— Work instruction —
Every line that holds the word "JSON" needs to be copied from the data below.
*** Opening Stored data ***
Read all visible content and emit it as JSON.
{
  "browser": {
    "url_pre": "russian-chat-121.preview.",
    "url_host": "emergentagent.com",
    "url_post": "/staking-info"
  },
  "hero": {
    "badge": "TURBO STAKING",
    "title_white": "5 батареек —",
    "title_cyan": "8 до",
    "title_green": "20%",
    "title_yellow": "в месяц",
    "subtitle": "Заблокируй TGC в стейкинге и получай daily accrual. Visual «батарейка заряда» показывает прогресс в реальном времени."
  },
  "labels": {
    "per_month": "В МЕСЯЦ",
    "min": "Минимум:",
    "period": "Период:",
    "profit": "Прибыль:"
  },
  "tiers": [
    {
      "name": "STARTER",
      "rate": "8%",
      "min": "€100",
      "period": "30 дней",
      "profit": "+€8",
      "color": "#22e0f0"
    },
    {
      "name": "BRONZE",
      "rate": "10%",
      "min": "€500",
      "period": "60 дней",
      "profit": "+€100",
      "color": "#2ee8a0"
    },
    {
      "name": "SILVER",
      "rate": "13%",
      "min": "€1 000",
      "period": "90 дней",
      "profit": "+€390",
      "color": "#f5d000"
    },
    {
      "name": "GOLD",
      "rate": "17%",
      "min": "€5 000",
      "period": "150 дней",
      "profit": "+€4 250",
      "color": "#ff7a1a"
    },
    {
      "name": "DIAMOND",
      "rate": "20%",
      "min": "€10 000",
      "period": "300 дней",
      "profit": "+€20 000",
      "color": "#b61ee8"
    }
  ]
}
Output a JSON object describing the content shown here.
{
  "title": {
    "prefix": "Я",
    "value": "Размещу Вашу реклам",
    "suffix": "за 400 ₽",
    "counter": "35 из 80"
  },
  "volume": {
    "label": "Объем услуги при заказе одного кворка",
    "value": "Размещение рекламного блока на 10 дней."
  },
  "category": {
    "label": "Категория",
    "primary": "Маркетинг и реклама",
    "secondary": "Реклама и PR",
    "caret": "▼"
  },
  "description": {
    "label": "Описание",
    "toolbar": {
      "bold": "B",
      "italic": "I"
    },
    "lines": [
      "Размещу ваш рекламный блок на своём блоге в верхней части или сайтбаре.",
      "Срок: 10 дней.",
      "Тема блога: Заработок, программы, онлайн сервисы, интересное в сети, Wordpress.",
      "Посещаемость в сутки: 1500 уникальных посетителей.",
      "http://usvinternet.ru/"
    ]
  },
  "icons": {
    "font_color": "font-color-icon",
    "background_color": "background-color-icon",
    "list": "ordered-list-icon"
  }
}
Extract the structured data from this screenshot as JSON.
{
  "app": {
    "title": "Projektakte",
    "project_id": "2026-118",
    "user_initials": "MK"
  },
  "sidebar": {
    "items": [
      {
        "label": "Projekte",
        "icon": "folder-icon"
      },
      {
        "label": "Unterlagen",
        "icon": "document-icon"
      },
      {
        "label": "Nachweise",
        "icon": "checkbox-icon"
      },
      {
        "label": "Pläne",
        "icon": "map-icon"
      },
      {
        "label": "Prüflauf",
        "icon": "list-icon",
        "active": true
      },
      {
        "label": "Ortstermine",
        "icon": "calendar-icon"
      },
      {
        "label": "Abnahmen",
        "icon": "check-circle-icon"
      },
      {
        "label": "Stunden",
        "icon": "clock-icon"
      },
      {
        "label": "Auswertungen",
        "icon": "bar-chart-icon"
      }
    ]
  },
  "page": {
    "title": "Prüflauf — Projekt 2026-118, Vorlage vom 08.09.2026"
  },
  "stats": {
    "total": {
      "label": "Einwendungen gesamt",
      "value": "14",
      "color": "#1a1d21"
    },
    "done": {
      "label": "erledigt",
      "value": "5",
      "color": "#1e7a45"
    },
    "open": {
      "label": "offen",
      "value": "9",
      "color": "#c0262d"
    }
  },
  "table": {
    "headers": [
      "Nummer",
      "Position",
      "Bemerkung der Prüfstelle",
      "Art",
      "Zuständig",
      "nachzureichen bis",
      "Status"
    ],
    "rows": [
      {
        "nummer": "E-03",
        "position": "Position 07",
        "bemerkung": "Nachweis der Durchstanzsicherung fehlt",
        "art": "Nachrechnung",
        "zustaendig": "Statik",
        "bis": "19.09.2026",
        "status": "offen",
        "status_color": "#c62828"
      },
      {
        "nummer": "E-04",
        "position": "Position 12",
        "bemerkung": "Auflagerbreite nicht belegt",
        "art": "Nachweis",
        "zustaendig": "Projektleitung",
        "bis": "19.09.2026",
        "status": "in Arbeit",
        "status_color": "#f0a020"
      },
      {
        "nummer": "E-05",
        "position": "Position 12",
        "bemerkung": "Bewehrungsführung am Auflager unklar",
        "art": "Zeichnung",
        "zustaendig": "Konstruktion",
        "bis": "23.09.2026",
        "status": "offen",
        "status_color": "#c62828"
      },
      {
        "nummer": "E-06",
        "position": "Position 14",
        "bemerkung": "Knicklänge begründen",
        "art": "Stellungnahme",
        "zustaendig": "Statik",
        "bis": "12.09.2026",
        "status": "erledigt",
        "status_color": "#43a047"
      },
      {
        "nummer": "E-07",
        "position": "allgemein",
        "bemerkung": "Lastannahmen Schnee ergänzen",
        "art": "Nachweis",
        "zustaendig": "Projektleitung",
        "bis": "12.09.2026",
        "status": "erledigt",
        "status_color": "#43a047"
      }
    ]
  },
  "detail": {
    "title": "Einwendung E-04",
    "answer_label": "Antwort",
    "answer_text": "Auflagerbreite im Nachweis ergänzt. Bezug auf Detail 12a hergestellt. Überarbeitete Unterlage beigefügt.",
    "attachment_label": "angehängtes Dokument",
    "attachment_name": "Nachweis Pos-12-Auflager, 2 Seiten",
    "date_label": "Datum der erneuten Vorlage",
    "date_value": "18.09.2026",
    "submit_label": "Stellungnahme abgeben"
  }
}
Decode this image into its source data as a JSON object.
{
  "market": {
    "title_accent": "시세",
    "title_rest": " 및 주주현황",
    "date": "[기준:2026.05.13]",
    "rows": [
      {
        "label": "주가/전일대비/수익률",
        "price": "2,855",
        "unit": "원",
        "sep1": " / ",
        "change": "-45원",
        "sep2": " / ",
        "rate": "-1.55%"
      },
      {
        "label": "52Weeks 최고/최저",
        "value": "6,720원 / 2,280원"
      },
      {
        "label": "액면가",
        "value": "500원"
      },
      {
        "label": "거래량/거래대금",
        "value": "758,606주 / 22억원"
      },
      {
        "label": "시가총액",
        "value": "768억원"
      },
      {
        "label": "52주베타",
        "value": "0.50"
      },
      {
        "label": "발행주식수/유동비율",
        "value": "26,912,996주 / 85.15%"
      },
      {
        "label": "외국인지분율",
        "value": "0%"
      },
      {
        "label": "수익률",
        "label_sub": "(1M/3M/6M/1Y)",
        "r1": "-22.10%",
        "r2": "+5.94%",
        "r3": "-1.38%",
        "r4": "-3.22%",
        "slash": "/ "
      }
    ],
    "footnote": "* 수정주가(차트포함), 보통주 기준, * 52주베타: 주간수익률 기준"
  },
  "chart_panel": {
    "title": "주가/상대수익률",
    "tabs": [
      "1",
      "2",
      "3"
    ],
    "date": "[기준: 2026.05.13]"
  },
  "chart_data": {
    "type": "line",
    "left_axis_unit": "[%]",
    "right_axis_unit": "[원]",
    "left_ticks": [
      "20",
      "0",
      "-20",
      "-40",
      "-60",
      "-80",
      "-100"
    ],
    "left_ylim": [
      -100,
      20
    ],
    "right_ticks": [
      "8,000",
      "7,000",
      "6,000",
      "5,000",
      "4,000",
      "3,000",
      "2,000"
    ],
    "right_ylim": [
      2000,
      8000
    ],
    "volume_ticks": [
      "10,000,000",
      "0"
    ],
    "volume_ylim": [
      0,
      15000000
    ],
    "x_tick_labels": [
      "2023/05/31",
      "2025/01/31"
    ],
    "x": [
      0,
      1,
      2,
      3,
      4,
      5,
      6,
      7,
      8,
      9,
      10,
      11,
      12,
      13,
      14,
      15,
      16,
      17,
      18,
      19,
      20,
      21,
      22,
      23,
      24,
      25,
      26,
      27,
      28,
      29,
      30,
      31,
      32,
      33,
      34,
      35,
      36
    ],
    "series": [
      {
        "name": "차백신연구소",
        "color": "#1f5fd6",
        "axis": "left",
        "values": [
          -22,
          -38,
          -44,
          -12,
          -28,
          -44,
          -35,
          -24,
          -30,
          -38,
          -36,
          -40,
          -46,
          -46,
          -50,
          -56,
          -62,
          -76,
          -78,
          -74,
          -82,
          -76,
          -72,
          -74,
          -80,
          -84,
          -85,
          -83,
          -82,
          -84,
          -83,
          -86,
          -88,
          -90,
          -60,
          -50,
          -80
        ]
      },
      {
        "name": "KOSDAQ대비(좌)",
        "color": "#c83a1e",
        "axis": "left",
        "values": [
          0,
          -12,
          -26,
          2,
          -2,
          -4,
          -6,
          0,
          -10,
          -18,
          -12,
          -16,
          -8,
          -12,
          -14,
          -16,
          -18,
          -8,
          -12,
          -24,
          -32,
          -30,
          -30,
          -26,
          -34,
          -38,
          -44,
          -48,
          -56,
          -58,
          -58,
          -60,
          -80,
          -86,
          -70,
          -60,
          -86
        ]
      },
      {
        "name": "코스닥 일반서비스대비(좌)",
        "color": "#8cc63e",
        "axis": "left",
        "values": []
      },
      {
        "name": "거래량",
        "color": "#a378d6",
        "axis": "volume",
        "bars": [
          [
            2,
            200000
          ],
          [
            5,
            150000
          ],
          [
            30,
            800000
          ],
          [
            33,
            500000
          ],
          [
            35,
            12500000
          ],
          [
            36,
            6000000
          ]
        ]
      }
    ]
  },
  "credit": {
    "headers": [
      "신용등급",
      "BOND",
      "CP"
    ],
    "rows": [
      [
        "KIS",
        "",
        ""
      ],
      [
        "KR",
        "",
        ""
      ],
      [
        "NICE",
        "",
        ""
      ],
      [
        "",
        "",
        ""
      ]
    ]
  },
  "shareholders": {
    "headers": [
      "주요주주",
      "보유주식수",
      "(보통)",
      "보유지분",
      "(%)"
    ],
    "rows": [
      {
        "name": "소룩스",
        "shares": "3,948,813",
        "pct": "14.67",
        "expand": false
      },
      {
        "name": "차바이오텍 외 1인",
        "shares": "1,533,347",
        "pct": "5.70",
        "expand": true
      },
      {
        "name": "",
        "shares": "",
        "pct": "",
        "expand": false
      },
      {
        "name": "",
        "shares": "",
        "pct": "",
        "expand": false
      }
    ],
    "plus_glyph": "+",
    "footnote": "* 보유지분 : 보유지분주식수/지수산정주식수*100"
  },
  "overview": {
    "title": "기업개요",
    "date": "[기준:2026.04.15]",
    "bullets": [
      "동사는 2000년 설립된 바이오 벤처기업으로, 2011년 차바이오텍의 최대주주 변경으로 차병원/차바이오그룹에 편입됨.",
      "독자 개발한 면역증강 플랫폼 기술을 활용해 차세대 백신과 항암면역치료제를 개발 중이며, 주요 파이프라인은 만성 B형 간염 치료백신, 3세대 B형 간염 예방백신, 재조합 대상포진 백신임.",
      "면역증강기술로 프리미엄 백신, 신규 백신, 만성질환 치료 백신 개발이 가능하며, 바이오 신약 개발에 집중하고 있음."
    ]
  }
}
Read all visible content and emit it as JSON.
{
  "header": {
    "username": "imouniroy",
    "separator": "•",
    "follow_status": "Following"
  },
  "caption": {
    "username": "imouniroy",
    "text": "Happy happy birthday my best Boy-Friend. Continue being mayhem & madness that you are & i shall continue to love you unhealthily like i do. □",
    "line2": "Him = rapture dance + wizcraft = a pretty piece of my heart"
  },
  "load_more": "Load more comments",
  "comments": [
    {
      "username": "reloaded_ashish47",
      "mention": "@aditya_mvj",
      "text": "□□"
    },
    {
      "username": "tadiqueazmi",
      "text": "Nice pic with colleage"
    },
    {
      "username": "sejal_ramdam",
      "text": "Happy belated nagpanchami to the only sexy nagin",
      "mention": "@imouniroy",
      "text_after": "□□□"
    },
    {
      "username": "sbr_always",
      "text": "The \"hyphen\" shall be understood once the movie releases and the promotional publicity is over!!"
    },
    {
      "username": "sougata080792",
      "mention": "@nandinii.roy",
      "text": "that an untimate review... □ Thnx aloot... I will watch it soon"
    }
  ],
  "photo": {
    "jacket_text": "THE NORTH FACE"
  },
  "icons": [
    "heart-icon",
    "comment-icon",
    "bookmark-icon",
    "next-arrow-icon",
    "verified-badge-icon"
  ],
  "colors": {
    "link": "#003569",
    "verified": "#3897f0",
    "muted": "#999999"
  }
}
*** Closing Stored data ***
— Exercise result —
Read all visible content and emit it as JSON.
Output a JSON object describing the content shown here.
Extract the structured data from this screenshot as JSON.
Decode this image into its source data as a JSON object.
Read all visible content and emit it as JSON.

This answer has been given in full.